Each line of the records below that holds "price" should be returned.

Task data Block Start

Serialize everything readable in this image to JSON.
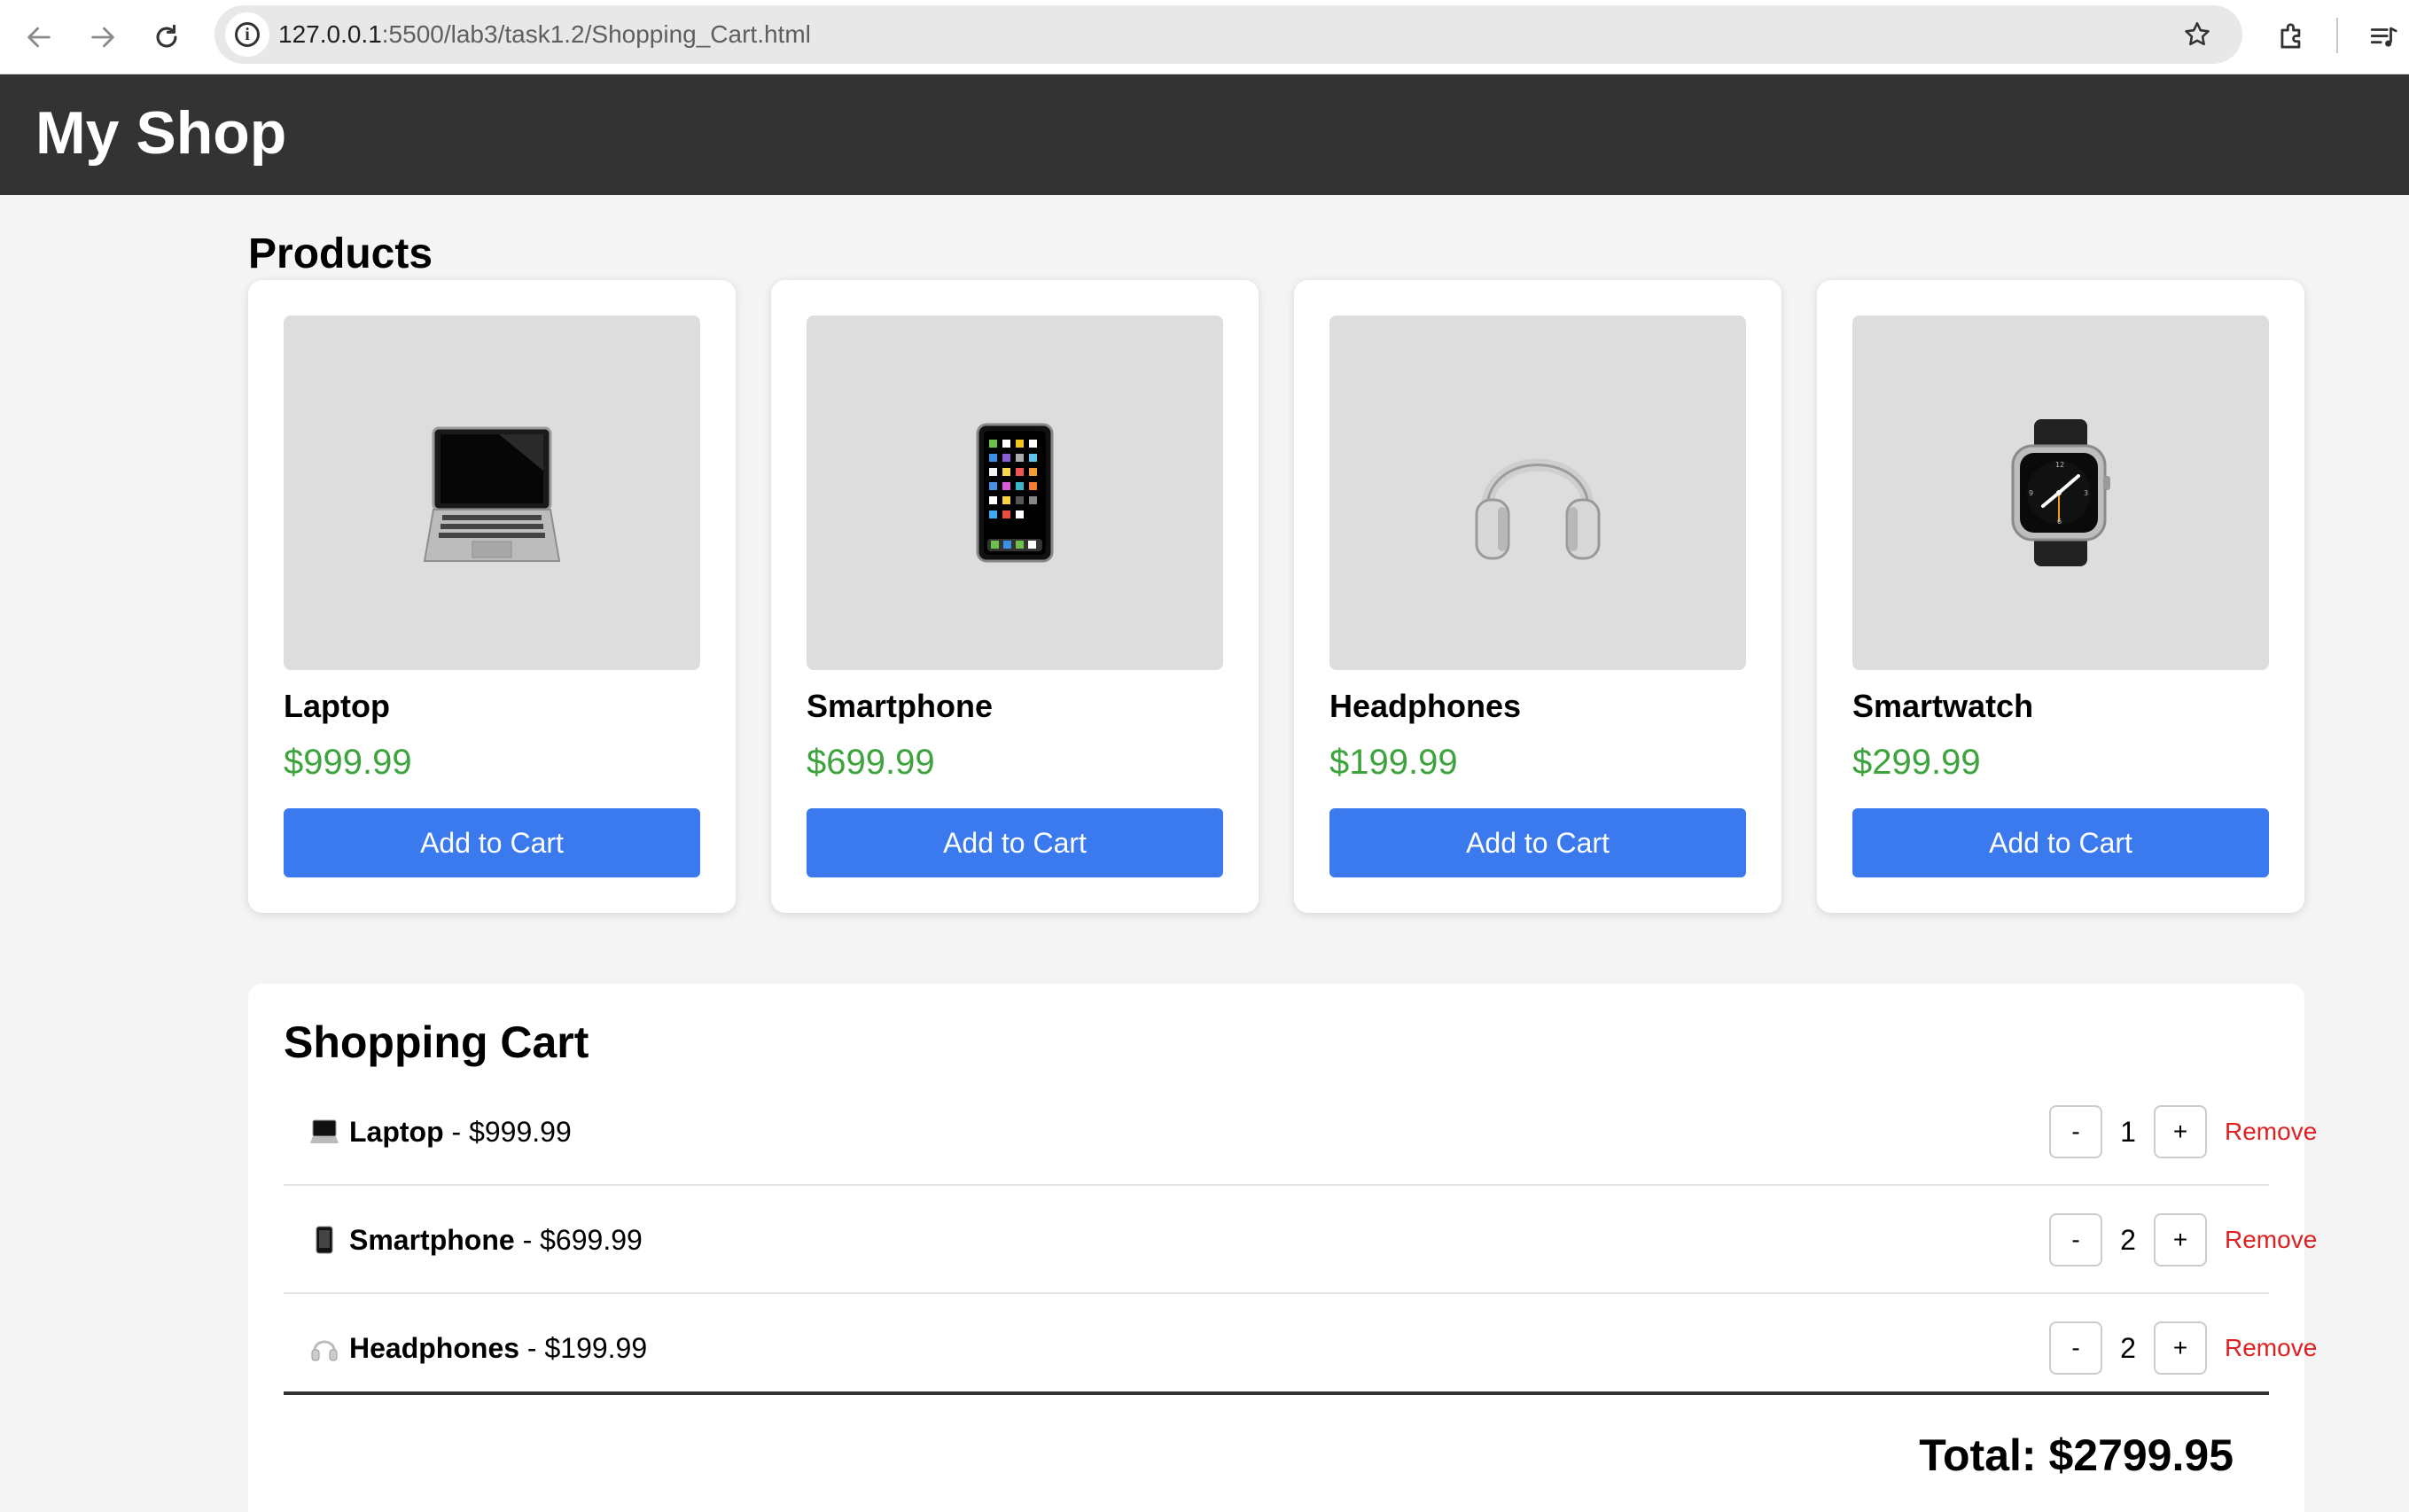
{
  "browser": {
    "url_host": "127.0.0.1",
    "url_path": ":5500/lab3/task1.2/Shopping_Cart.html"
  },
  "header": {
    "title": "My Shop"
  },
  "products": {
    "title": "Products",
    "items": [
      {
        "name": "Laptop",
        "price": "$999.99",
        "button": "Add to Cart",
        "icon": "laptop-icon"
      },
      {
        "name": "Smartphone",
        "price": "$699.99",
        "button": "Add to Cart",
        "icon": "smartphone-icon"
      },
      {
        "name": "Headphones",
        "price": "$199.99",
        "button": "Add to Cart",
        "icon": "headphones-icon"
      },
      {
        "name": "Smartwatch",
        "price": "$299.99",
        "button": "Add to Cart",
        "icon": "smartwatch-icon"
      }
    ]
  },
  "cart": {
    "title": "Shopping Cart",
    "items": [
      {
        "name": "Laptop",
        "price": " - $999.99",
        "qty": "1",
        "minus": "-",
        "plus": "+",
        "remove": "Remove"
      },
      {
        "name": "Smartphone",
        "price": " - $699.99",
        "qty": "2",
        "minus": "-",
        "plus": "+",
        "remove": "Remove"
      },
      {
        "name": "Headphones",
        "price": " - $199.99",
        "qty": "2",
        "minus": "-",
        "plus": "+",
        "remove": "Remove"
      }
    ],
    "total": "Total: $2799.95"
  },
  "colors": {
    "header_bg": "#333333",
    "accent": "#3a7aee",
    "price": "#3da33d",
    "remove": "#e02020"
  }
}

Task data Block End

§ Exercise solution
        "price": "$999.99",
        "price": "$699.99",
        "price": "$199.99",
        "price": "$299.99",
        "price": " - $999.99",
        "price": " - $699.99",
        "price": " - $199.99",
    "price": "#3da33d",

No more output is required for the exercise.